Living With Fire

Forest Health and Fire Resources Program Update


Southern Humboldt Forest Health and Wildfire Resilience Project

The Trees Foundation Forest Health and Fire Resources Program has been hard at work in 2024. We began the year collaborating with project partners California State Parks, Humboldt Redwood Company, Briceland Fire, Elk Ridge Forestry, Eel River Wailaki (ERW), Native Health in Native Hands (NHNH), and numerous private landowners to assist the Humboldt County Resource Conservation District in submitting an application to the CAL FIRE Forest Health Program for nearly $7 million of fuels reduction implementation on Mail Ridge and Salmon Creek. Trees is very excited about the project and is hopeful to hear positive news back in April. If awarded, this project would provide funding for the first phase of a 54-mile fuel break utilizing beneficial fire as a tool to treat nearly 3,000 acres. Funding to develop this project is provided by State Coastal Conservancy.


Trees has also been working with Institute for Sustainable Forestry (ISF), the Southern Humboldt Community Park (SoHumPark), Native Health in Native Hands (NHNH), Symbiotic Restoration, and others to develop a cultural land management plan for SoHumPark. This plan will focus on cultural burning, native plant nurseries and seed gardens, and gulley restoration in the park. The project team aims to see SoHumPark adopt the collaborative plan, and leverage it to pursue grant funding for future implementation. Funding for this planning project comes from the North Coast Resource Partnership’s Technical Assistance Program.

Tenaa Events at SoHumPark

Trees has assisted with two special events put on by NHNH at the SoHumPark that both celebrated the remarkable plant, tenaa, or dogbane (Apocynum cannabinum). This purple-hued annual grows 2-4 feet tall in select damp areas and is a fantastic source of fibers that can be used to make string. On January 17th, Tamara Wilder of Paleotechnics led a Primitive Fiber Arts Fair that showcased the plant and taught participants how to make their own string from the fibrous cambium layer of the tenaa stalks. On February 12, as part of research for the development of a cultural burn plan, Trees Foundation and Wailaki Cultural Fire assisted NHNH in burning a small patch of dogbane at the SoHumPark. Burning tenaa when it is dormant helps clean up decaying stalks, adds nutrients to the soil, and can help reduce competing grasses. The area will be monitored to see the effect over the coming year.

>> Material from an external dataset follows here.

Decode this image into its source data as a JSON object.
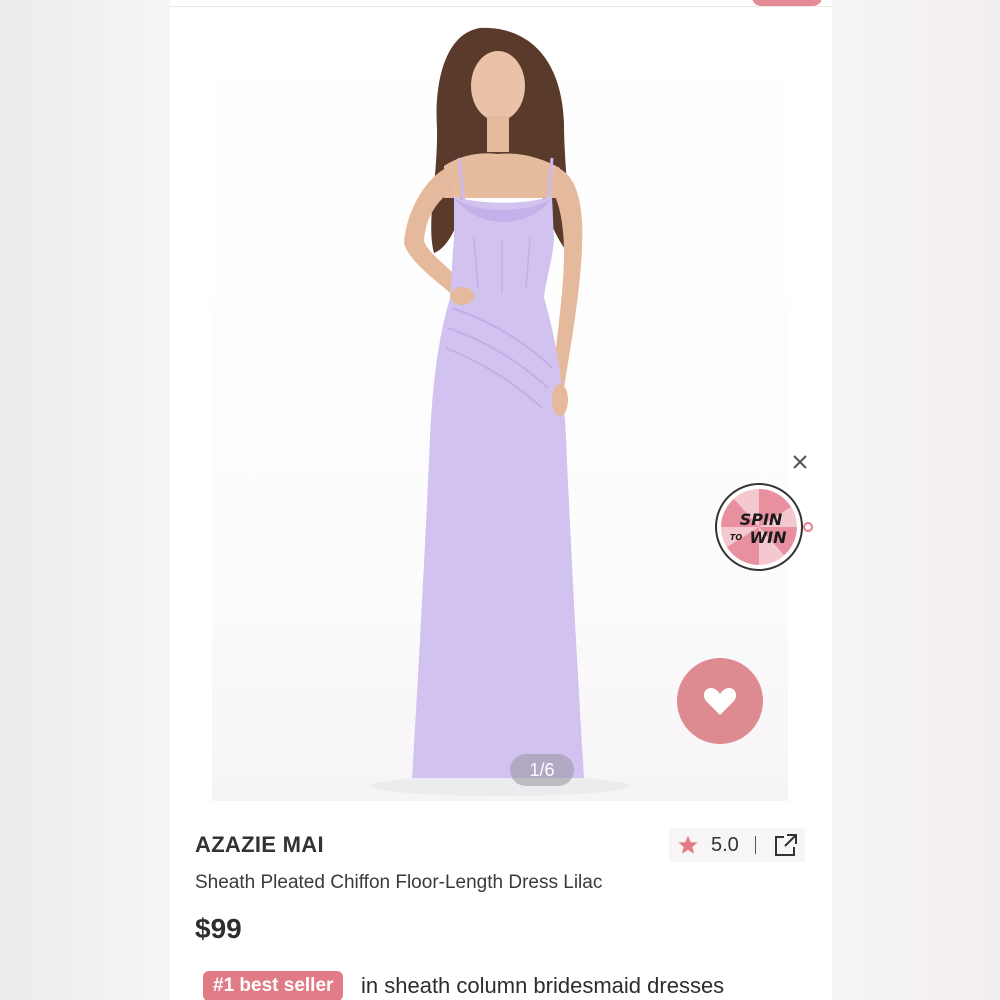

Funding to assist with these projects is provided by State Coastal Conservancy.

If you would like to get in touch with Native Health in Native Hands, go to

Chipper Days & Defensible Space Project

The remaining Chipper Days are being scheduled for March and April 2024. Residents in the greater Southern Humboldt and Shelter Cove areas who want to learn more about this free chipping service can visit Last year, this grant-funded project succeeded in chipping 900 piles, equivalent to 5,700 cubic yards of woody debris, reaching project objectives and making the region better prepared for wildfire. Trees Foundation staff played a part by doing public outreach and coordinating chipping services for 63 landowners in 2023.

As of spring 2024, defensible space work utilizing this same grant funding is well underway. Trees Foundation staff have identified landowners for inclusion in the project and completed Home Risk Assessments in Benbow and Salmon Creek, with fuels reduction work scheduled to commence in April. This service is provided free of charge to selected landowners who would otherwise not be able to do the work themselves.

Support for these programs comes from the Humboldt County Department of Public Works on behalf of the Humboldt County Fire Safe Council and in partnership with the Shelter Cove Resort Improvement District, Trees Foundation, and Southern Humboldt Fire Safe Council. Funding for this program is provided by CAL FIRE’s Fire Prevention Program through the California Climate Investments Program.

Shelter Cove Wildfire Resiliency and Community Defense Project

In February, Trees’ Forest Health and Fire Resources Program submitted a proposal to provide Project Coordination services to the Shelter Cove RID #1 for their Shelter Cove Wildfire Resiliency and Community Defense Project (SCWRCDP). This multi-year, $6 million grant project will provide defensible space assistance to all homes in the Cove, including adjacent lots and additional greenbelt, increasing wildfire resilience for the Shelter Cove Community, and also providing employment opportunities to the greater area. Funding for this project is provided by the USDA with support from the U.S. Forest Service.

For more information on any of these programs, email [email protected]

Wailaki Fire Crew Update 

By Natasha Carrico

We are a crew of Wailaki natives that have come together with other local agencies to offer safe, effective support for cultural fire and prescribed fire. Our goal is to provide our community access to traditional fire practices for land management by using fire to restore resources and habitats within our native homeland. We have several projects planned for this year. 

For more information or get involved, follow us on Facebook @Wailaki Cultural Fire or email us at [email protected]